March of 1976 saw a truly shocking moment in the world of rock ‘n roll as Deep Purple shuddered to a halt, going on hiatus after a drastic decline in quality which proved as disturbing to members within the band as it was to critics and concertgoers.
At this point in their history, an implosion was seemingly inevitable. Mark IV had always suffered from a combination of misfortune and personal problems, which included drug addictions for two members of the band. On top of this, all members of the band were likely seriously exhausted. The two remaining founding members of the band, Jon Lord and Ian Paice, had been touring the majority of each year with Deep Purple since the group formed in 1968, as well as putting out at least one album each year.
The end finally came after five dates in the United Kingdom, home to four of the five members of the band. These five dates were all back-to-back, making for what was likely a grueling week. Despite huge anticipation among concertgoers with sold-out shows across the board, the leg quickly turned into a disaster, and Deep Purple’s time in 1976 ended not with a bang, but with a whimper.
It’s impossible to see how this line-up could have gone any further.Ian Paice in 1999 about Mark IV. Retrieved from here.
I recently did a writeup of each of the five dates, all listed and linked below. Together, they create a narrative of the final days of Deep Purple.

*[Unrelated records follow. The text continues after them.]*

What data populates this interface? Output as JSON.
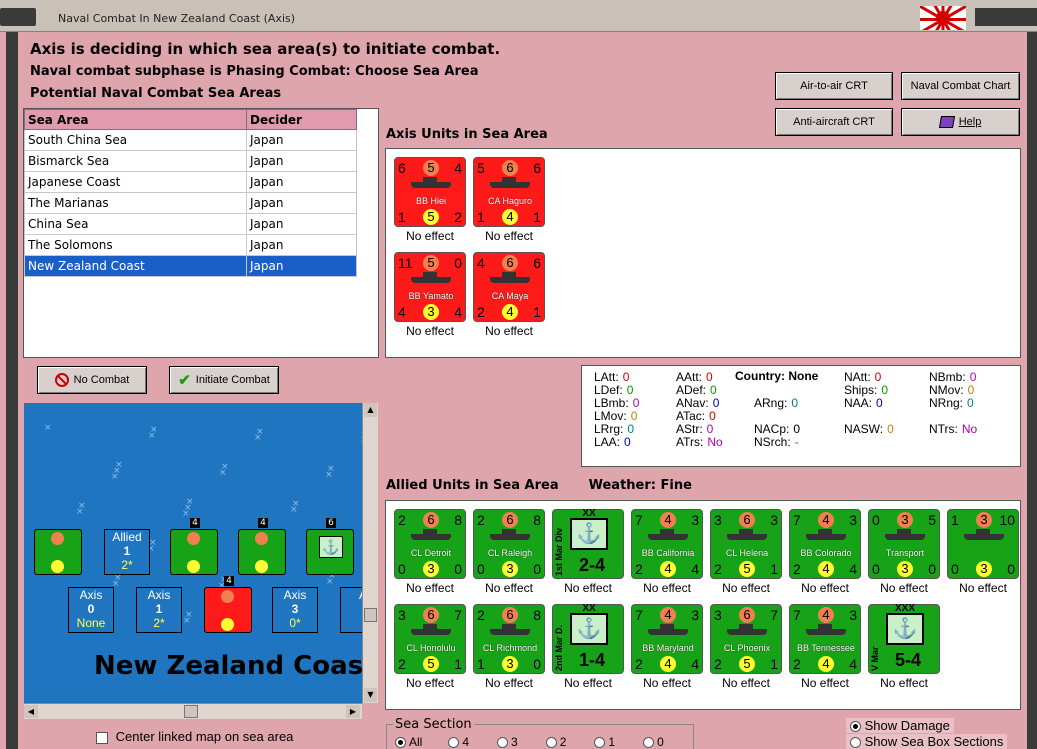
{
  "window": {
    "title": "Naval Combat In New Zealand Coast (Axis)"
  },
  "header": {
    "line1": "Axis is deciding in which sea area(s) to initiate combat.",
    "line2": "Naval combat subphase is Phasing Combat: Choose Sea Area",
    "line3": "Potential Naval Combat Sea Areas"
  },
  "buttons": {
    "air_crt": "Air-to-air CRT",
    "naval_chart": "Naval Combat Chart",
    "aa_crt": "Anti-aircraft CRT",
    "help": "Help",
    "no_combat": "No Combat",
    "initiate": "Initiate Combat"
  },
  "sea_table": {
    "columns": [
      "Sea Area",
      "Decider"
    ],
    "rows": [
      [
        "South China Sea",
        "Japan"
      ],
      [
        "Bismarck Sea",
        "Japan"
      ],
      [
        "Japanese Coast",
        "Japan"
      ],
      [
        "The Marianas",
        "Japan"
      ],
      [
        "China Sea",
        "Japan"
      ],
      [
        "The Solomons",
        "Japan"
      ],
      [
        "New Zealand Coast",
        "Japan"
      ]
    ],
    "selected_index": 6
  },
  "axis_units": {
    "label": "Axis Units in Sea Area",
    "units": [
      {
        "name": "BB Hiei",
        "tl": "6",
        "tc": "5",
        "tr": "4",
        "bl": "1",
        "bc": "5",
        "br": "2",
        "effect": "No effect"
      },
      {
        "name": "CA Haguro",
        "tl": "5",
        "tc": "6",
        "tr": "6",
        "bl": "1",
        "bc": "4",
        "br": "1",
        "effect": "No effect"
      },
      {
        "name": "BB Yamato",
        "tl": "11",
        "tc": "5",
        "tr": "0",
        "bl": "4",
        "bc": "3",
        "br": "4",
        "effect": "No effect"
      },
      {
        "name": "CA Maya",
        "tl": "4",
        "tc": "6",
        "tr": "6",
        "bl": "2",
        "bc": "4",
        "br": "1",
        "effect": "No effect"
      }
    ]
  },
  "stats": {
    "country_label": "Country:",
    "country": "None",
    "items": [
      {
        "k": "LAtt:",
        "v": "0",
        "c": "#d00000"
      },
      {
        "k": "LDef:",
        "v": "0",
        "c": "#00a000"
      },
      {
        "k": "LBmb:",
        "v": "0",
        "c": "#b000b0"
      },
      {
        "k": "LMov:",
        "v": "0",
        "c": "#c08000"
      },
      {
        "k": "LRrg:",
        "v": "0",
        "c": "#008080"
      },
      {
        "k": "LAA:",
        "v": "0",
        "c": "#0000c0"
      },
      {
        "k": "AAtt:",
        "v": "0",
        "c": "#d00000"
      },
      {
        "k": "ADef:",
        "v": "0",
        "c": "#00a000"
      },
      {
        "k": "ANav:",
        "v": "0",
        "c": "#0000c0"
      },
      {
        "k": "ATac:",
        "v": "0",
        "c": "#d00000"
      },
      {
        "k": "AStr:",
        "v": "0",
        "c": "#b000b0"
      },
      {
        "k": "ATrs:",
        "v": "No",
        "c": "#b000b0"
      },
      {
        "k": "ARng:",
        "v": "0",
        "c": "#008080"
      },
      {
        "k": "NACp:",
        "v": "0",
        "c": "#000000"
      },
      {
        "k": "NSrch:",
        "v": "-",
        "c": "#008080"
      },
      {
        "k": "NAtt:",
        "v": "0",
        "c": "#d00000"
      },
      {
        "k": "Ships:",
        "v": "0",
        "c": "#00a000"
      },
      {
        "k": "NAA:",
        "v": "0",
        "c": "#0000c0"
      },
      {
        "k": "NASW:",
        "v": "0",
        "c": "#c08000"
      },
      {
        "k": "NBmb:",
        "v": "0",
        "c": "#b000b0"
      },
      {
        "k": "NMov:",
        "v": "0",
        "c": "#c08000"
      },
      {
        "k": "NRng:",
        "v": "0",
        "c": "#008080"
      },
      {
        "k": "NTrs:",
        "v": "No",
        "c": "#b000b0"
      }
    ]
  },
  "allied": {
    "label": "Allied Units in Sea Area",
    "weather_label": "Weather:",
    "weather": "Fine",
    "units": [
      {
        "name": "CL Detroit",
        "tl": "2",
        "tc": "6",
        "tr": "8",
        "bl": "0",
        "bc": "3",
        "br": "0",
        "effect": "No effect"
      },
      {
        "name": "CL Raleigh",
        "tl": "2",
        "tc": "6",
        "tr": "8",
        "bl": "0",
        "bc": "3",
        "br": "0",
        "effect": "No effect"
      },
      {
        "name": "1st Mar Div",
        "marine": true,
        "xx": "XX",
        "value": "2-4",
        "effect": "No effect"
      },
      {
        "name": "BB California",
        "tl": "7",
        "tc": "4",
        "tr": "3",
        "bl": "2",
        "bc": "4",
        "br": "4",
        "effect": "No effect"
      },
      {
        "name": "CL Helena",
        "tl": "3",
        "tc": "6",
        "tr": "3",
        "bl": "2",
        "bc": "5",
        "br": "1",
        "effect": "No effect"
      },
      {
        "name": "BB Colorado",
        "tl": "7",
        "tc": "4",
        "tr": "3",
        "bl": "2",
        "bc": "4",
        "br": "4",
        "effect": "No effect"
      },
      {
        "name": "Transport",
        "tl": "0",
        "tc": "3",
        "tr": "5",
        "bl": "0",
        "bc": "3",
        "br": "0",
        "effect": "No effect"
      },
      {
        "name": "",
        "tl": "1",
        "tc": "3",
        "tr": "10",
        "bl": "0",
        "bc": "3",
        "br": "0",
        "effect": "No effect"
      },
      {
        "name": "CL Honolulu",
        "tl": "3",
        "tc": "6",
        "tr": "7",
        "bl": "2",
        "bc": "5",
        "br": "1",
        "effect": "No effect"
      },
      {
        "name": "CL Richmond",
        "tl": "2",
        "tc": "6",
        "tr": "8",
        "bl": "1",
        "bc": "3",
        "br": "0",
        "effect": "No effect"
      },
      {
        "name": "2nd Mar D.",
        "marine": true,
        "xx": "XX",
        "value": "1-4",
        "effect": "No effect"
      },
      {
        "name": "BB Maryland",
        "tl": "7",
        "tc": "4",
        "tr": "3",
        "bl": "2",
        "bc": "4",
        "br": "4",
        "effect": "No effect"
      },
      {
        "name": "CL Phoenix",
        "tl": "3",
        "tc": "6",
        "tr": "7",
        "bl": "2",
        "bc": "5",
        "br": "1",
        "effect": "No effect"
      },
      {
        "name": "BB Tennessee",
        "tl": "7",
        "tc": "4",
        "tr": "3",
        "bl": "2",
        "bc": "4",
        "br": "4",
        "effect": "No effect"
      },
      {
        "name": "V Mar",
        "marine": true,
        "xx": "XXX",
        "value": "5-4",
        "effect": "No effect"
      }
    ]
  },
  "map": {
    "label": "New Zealand Coast",
    "allied_chip": {
      "title": "Allied",
      "n": "1",
      "sub": "2*"
    },
    "axis_chips": [
      {
        "title": "Axis",
        "n": "0",
        "sub": "None"
      },
      {
        "title": "Axis",
        "n": "1",
        "sub": "2*"
      },
      {
        "title": "Axis",
        "n": "3",
        "sub": "0*"
      },
      {
        "title": "A"
      }
    ],
    "badges": [
      "4",
      "4",
      "6",
      "4"
    ]
  },
  "footer": {
    "center_map": "Center linked map on sea area",
    "sea_section": "Sea Section",
    "sections": [
      "All",
      "4",
      "3",
      "2",
      "1",
      "0"
    ],
    "show_damage": "Show Damage",
    "show_boxes": "Show Sea Box Sections"
  }
}
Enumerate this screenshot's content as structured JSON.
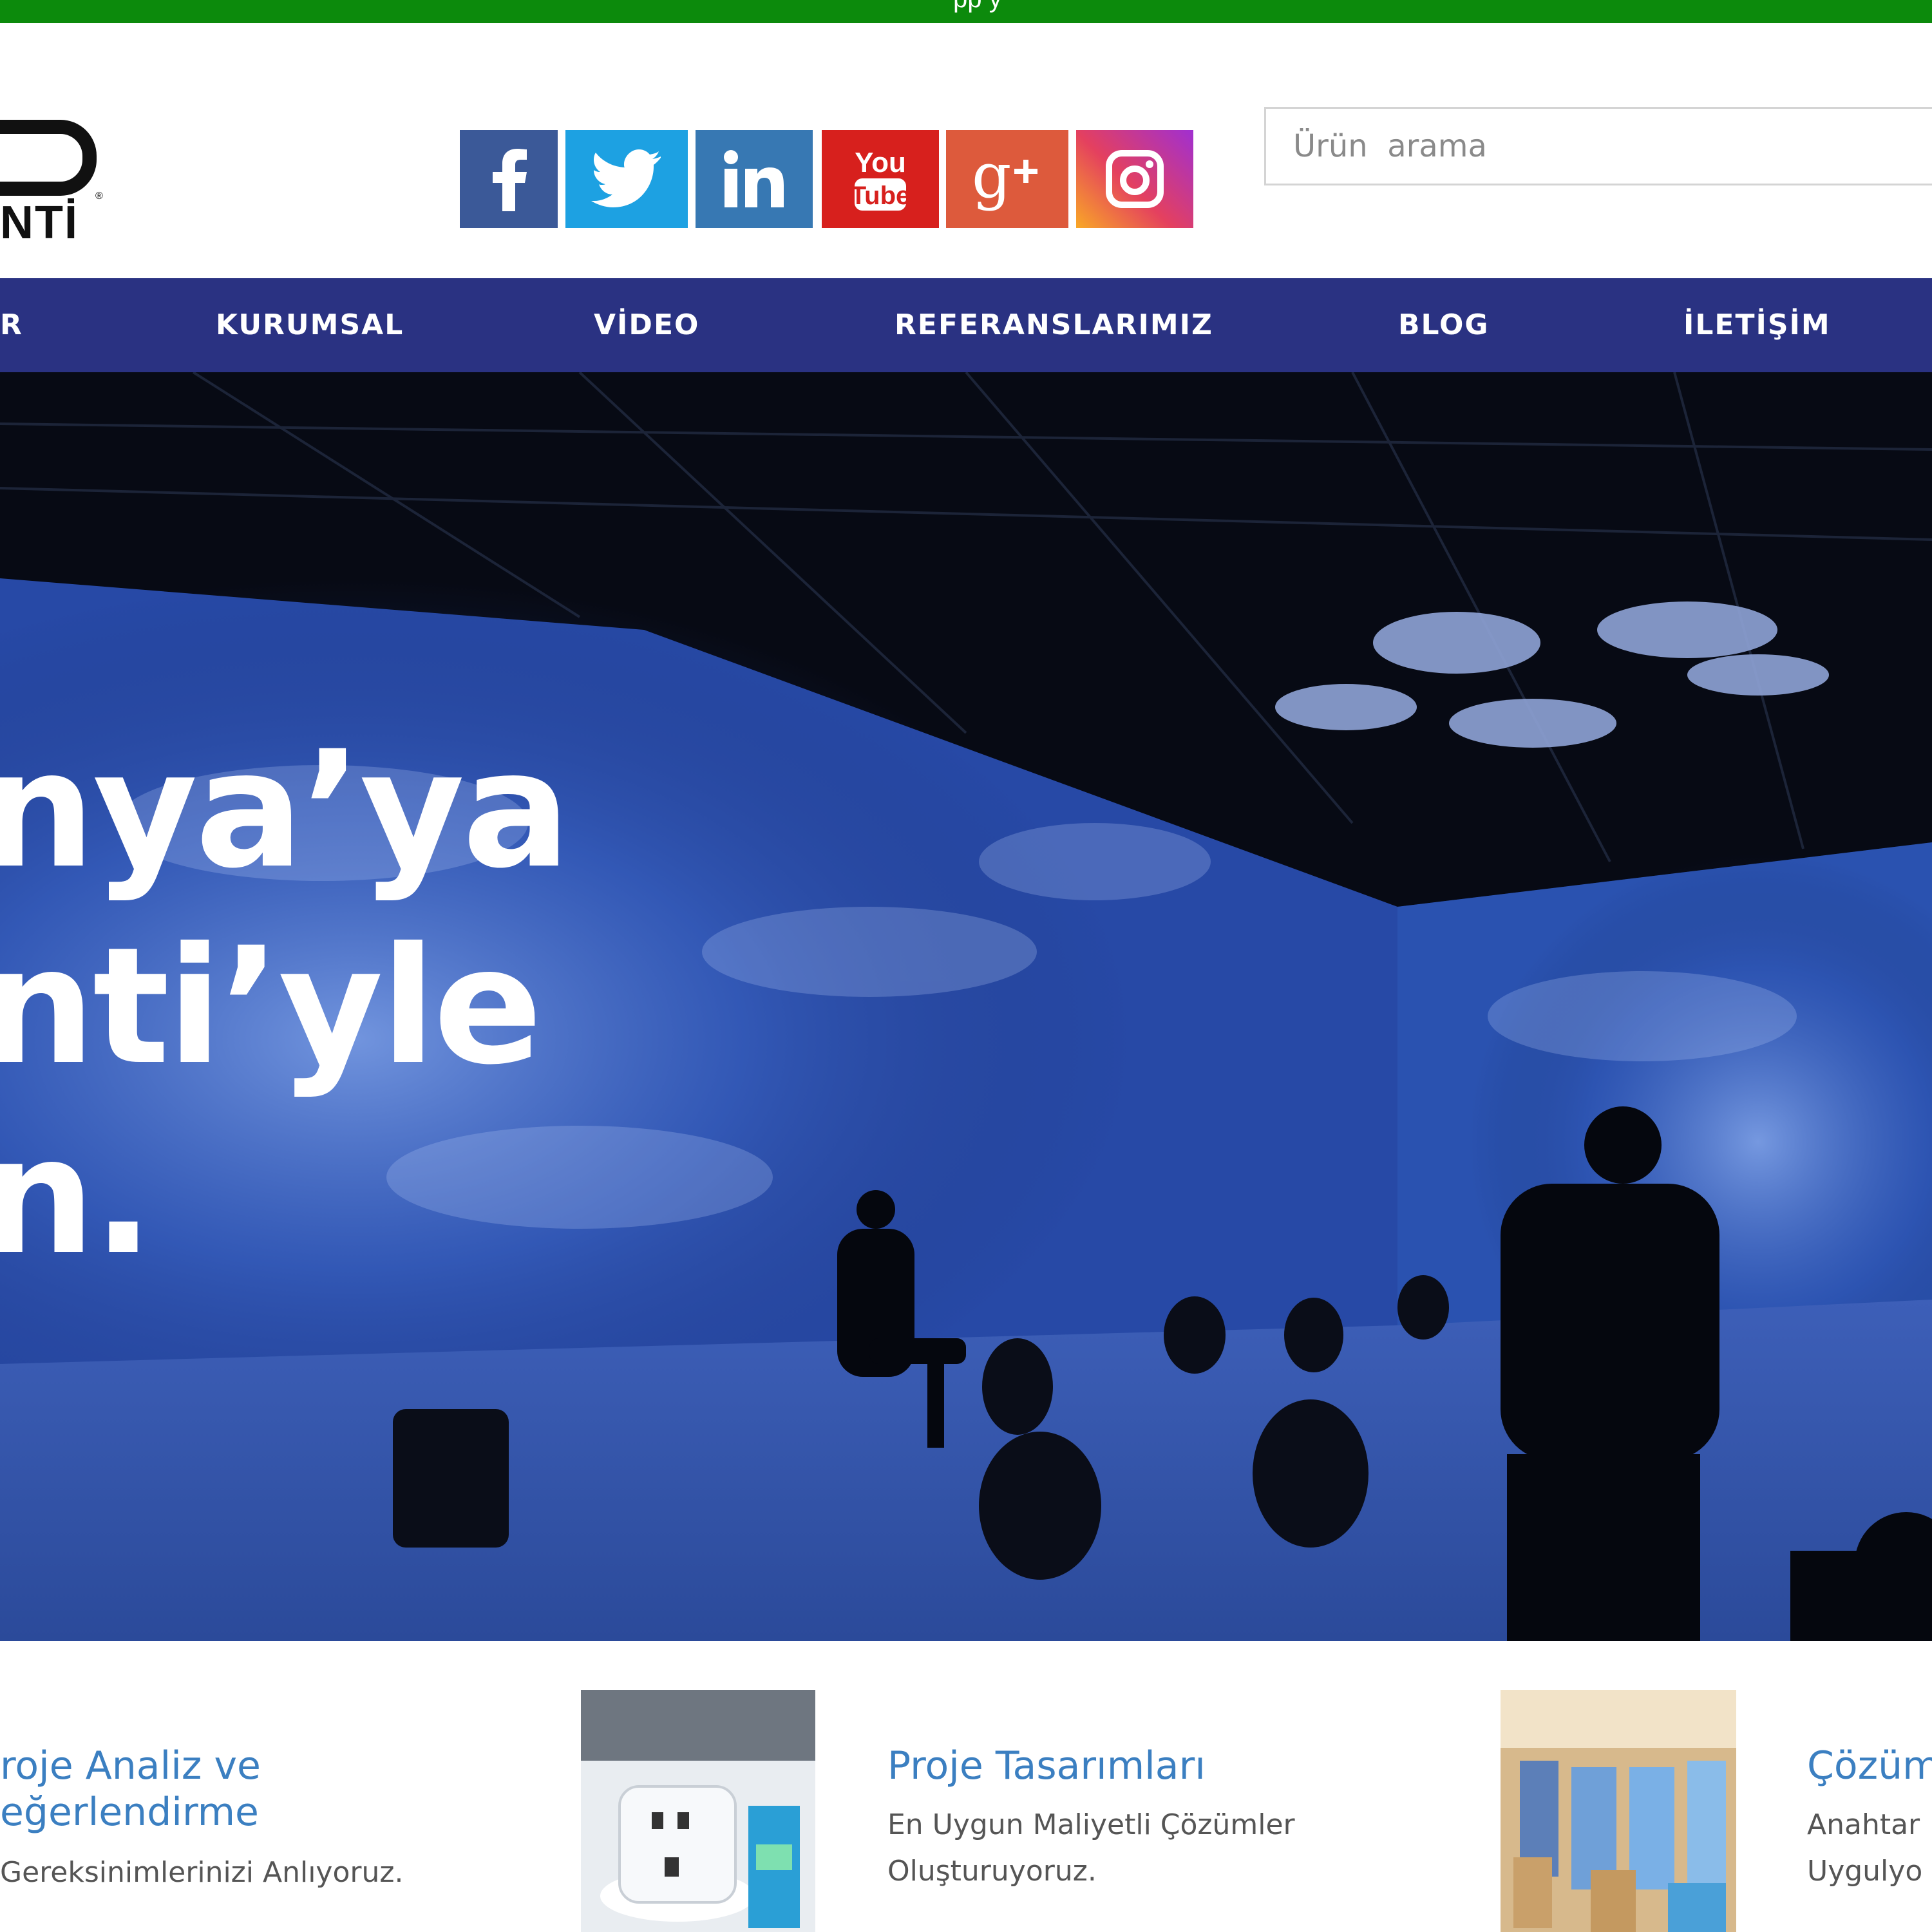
{
  "topbar": {
    "text": "pp  y"
  },
  "logo": {
    "text": "NTİ"
  },
  "social": [
    {
      "name": "facebook-icon",
      "color": "#3b5998"
    },
    {
      "name": "twitter-icon",
      "color": "#1da1e2"
    },
    {
      "name": "linkedin-icon",
      "color": "#3778b3"
    },
    {
      "name": "youtube-icon",
      "color": "#d7201d"
    },
    {
      "name": "google-plus-icon",
      "color": "#dd5a3c"
    },
    {
      "name": "instagram-icon",
      "color": "#c13584"
    }
  ],
  "search": {
    "placeholder": "Ürün  arama"
  },
  "nav": {
    "items": [
      "R",
      "KURUMSAL",
      "VİDEO",
      "REFERANSLARIMIZ",
      "BLOG",
      "İLETİŞİM"
    ]
  },
  "hero": {
    "lines": [
      "nya’ya",
      "nti’yle",
      "n."
    ]
  },
  "features": [
    {
      "title_1": "roje Analiz ve",
      "title_2": "eğerlendirme",
      "desc_1": "Gereksinimlerinizi Anlıyoruz."
    },
    {
      "title_1": "Proje Tasarımları",
      "desc_1": "En Uygun Maliyetli Çözümler",
      "desc_2": "Oluşturuyoruz."
    },
    {
      "title_1": "Çözüm",
      "desc_1": "Anahtar",
      "desc_2": "Uygulyo"
    }
  ],
  "colors": {
    "topbar": "#0c8a0c",
    "nav": "#2a3282",
    "feature_title": "#3b7fc1"
  }
}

- March 11, 1976–Granby Halls, Leicester
- March 12, 1976–Empire Pool, Wembley, London
- March 13, 1976–Empire Pool, Wembley, London
- March 14, 1976–Apollo Theater, Glasgow
- March 15, 1976–Empire Theater, Liverpool, England
Thankfully for all people interested in the history of this band, four of the five dates on this leg were recorded. If you have heard a recording, or better yet were at one of these concerts, what do you think?
- Edit on 2020-09-17: Optimized for new site.